      Remainder: His life in chronological order.

      - AC

    3. All the stories and praise and fond memories are what the visitation, wake, and funeral Mass were for.

      Welllllll. No fond memories!

    4. AC, I have already sent your comment to Primo! He was SO PISSED at Ted. I truly am surprised that Ted does not end every day with a bloody nose.

  3. Wow. When we had to organize my grandmother's funeral, the funeral home had a stock form. All we had to do was provide the details for the blanks and proofread it. They even took care of sending it to the newspaper. But I'm pretty certain, those professionals would have cut Ted off at draft two.

    1. We knew my dad was dying for weeks, but didn't write the obit until the day after he died. My mom and I spent 30 minutes on it - all that had to be in it was the time and place of the funeral. All the people who needed to know who my dad was already knew.

  4. I saw this article today and it reminded me oh, so much of Sly and S.O.S. As you so famously said once, "Pot, Meet Kettle!"

    1. emma, I don't even have to read this article to laugh at the comparison! (I am on the train and am supposed to be working.)

  5. This drives me insane for so many reason:

    - Version 7? I write for a living and can knock out detailed proposals in less than four drafts. How does a paragraph require seven versions?

    - "Perfunctory, chronological storytelling is the bastion of beginners." - I'm sorry, Ted is a dick. I'm not trying to downplay anything, but he's not writing the next great novel. There are plenty of occasions where chronological storytelling makes sense, and I would argue this obituary is one of them.

    - If three of Ted's friends are really asking him about the status of the obituary (spoiler alert, I bet they're not), then he can explain that his father just died, everyone is trying to process it, and the obituary will be posted closer to the date of the funeral. That's it. Nobody is going to challenge that.

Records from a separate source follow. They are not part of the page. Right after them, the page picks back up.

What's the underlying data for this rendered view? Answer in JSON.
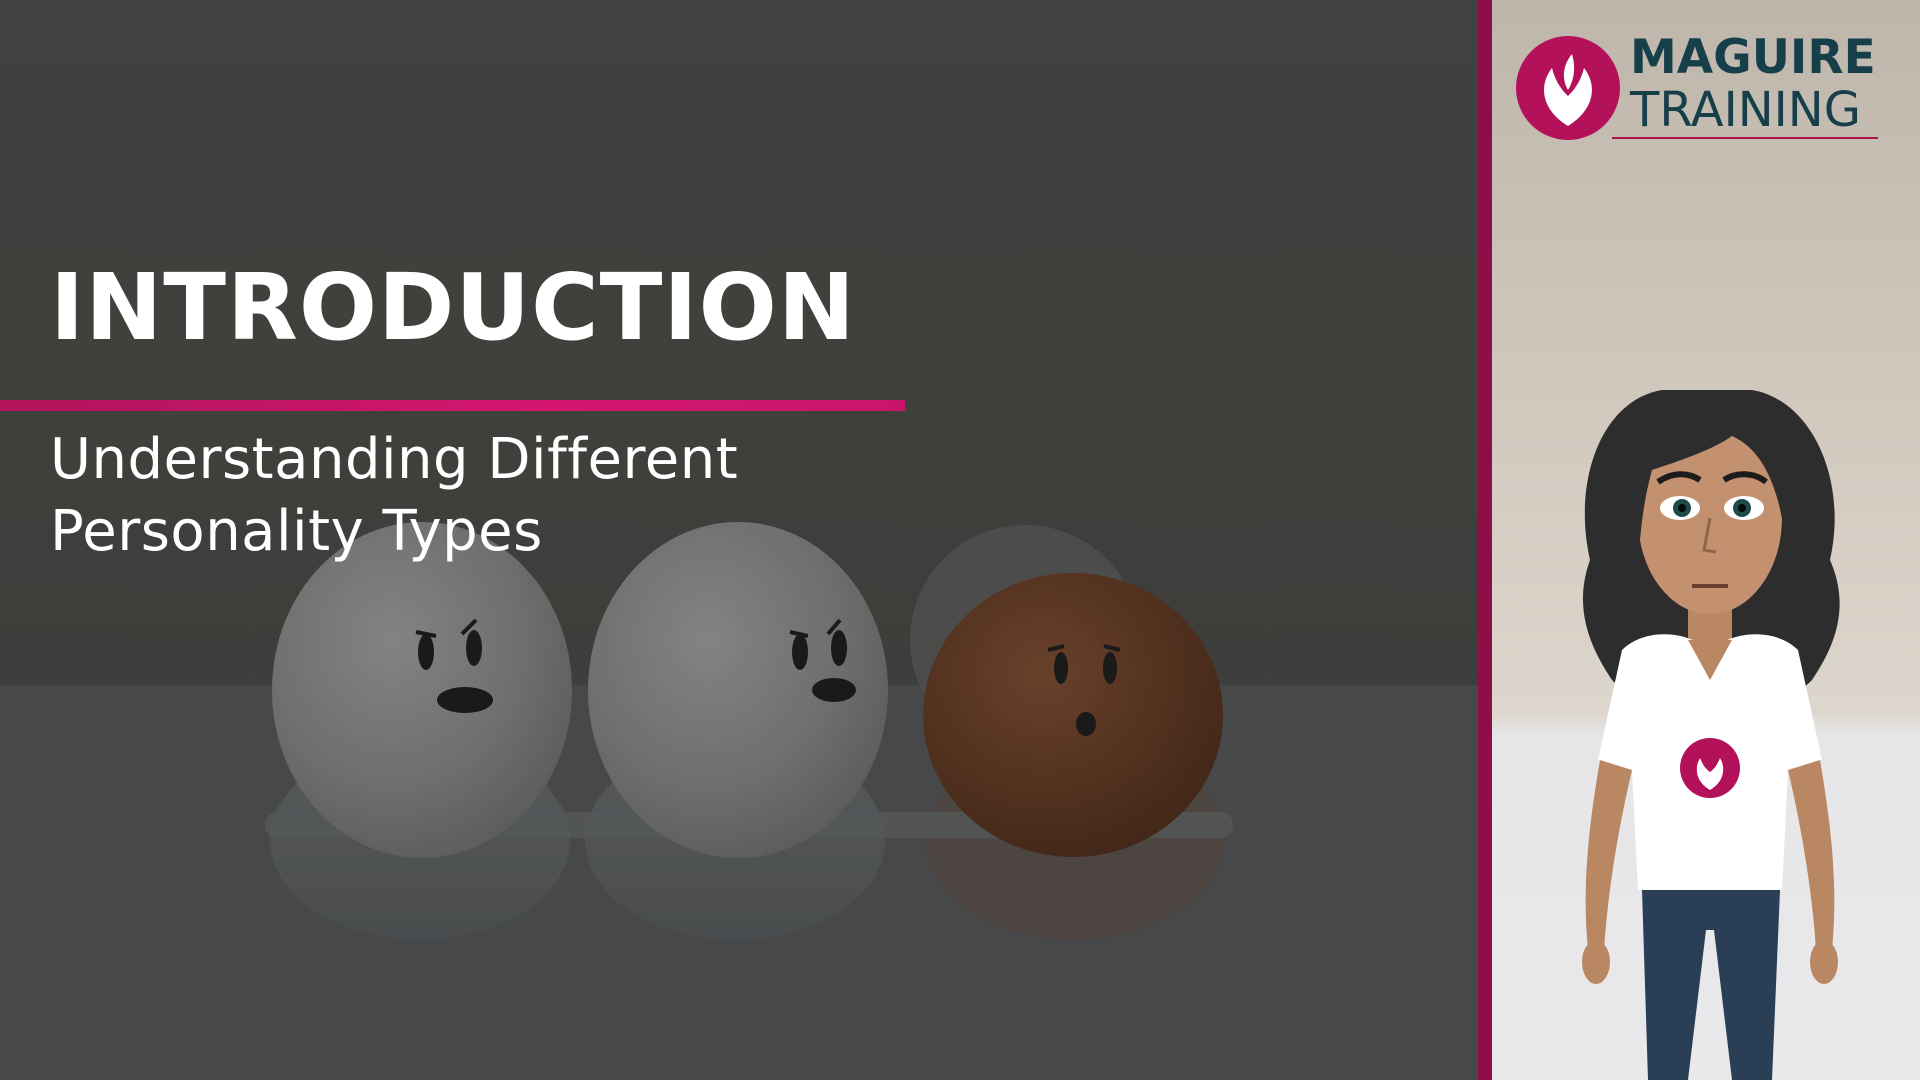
{
  "slide": {
    "title": "INTRODUCTION",
    "subtitle_lines": [
      "Understanding Different",
      "Personality Types"
    ]
  },
  "brand": {
    "name_line1": "MAGUIRE",
    "name_line2": "TRAINING",
    "accent_color": "#c8156a",
    "text_color": "#173f4a"
  },
  "background_image": {
    "icon": "eggs-photo"
  },
  "presenter": {
    "icon": "presenter-avatar"
  }
}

    I'm sorry for what you and your husband had to go through. I really enjoy your blog, and I think you guys are incredibly tough people.